What is required ▸ Count every line in the entries that holds the word "JSON". The reply is that count alone.

-----

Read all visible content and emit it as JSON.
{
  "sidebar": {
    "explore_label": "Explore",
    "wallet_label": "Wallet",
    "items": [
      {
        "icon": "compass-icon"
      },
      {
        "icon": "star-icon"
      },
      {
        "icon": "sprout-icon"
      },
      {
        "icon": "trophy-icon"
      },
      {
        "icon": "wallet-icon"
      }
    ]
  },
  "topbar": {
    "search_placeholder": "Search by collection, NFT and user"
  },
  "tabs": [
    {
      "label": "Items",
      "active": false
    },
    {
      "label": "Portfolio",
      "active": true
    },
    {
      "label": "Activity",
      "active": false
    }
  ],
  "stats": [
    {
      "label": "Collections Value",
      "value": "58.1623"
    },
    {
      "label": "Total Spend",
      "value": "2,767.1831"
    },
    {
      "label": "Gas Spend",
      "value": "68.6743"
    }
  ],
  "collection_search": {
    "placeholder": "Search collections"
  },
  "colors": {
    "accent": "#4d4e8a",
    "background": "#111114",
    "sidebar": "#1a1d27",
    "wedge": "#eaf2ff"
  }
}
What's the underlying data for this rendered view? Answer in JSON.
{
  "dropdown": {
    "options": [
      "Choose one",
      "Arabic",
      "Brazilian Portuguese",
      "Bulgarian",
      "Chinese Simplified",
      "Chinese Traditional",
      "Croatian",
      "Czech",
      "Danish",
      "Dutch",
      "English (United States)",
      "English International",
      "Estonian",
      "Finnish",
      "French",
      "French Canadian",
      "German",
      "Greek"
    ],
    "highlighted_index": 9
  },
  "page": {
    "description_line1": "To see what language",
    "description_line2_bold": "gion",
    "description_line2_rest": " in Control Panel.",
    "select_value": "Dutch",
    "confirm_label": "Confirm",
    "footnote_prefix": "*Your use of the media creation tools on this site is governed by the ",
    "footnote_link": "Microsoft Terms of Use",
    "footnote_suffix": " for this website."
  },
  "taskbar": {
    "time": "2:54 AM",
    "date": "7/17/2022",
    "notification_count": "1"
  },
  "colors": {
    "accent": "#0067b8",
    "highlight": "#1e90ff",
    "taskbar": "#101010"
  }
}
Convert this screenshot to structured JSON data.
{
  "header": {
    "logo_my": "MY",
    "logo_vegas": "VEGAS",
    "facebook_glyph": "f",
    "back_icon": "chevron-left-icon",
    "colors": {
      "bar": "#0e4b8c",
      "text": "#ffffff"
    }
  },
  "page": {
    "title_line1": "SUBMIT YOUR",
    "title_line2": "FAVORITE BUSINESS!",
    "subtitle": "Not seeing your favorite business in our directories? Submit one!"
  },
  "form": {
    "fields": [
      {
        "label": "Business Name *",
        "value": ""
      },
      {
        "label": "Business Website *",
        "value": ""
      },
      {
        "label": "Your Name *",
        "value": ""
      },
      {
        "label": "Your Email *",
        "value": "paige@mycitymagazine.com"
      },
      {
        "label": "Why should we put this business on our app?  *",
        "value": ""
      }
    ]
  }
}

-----

Task solution ▸ 3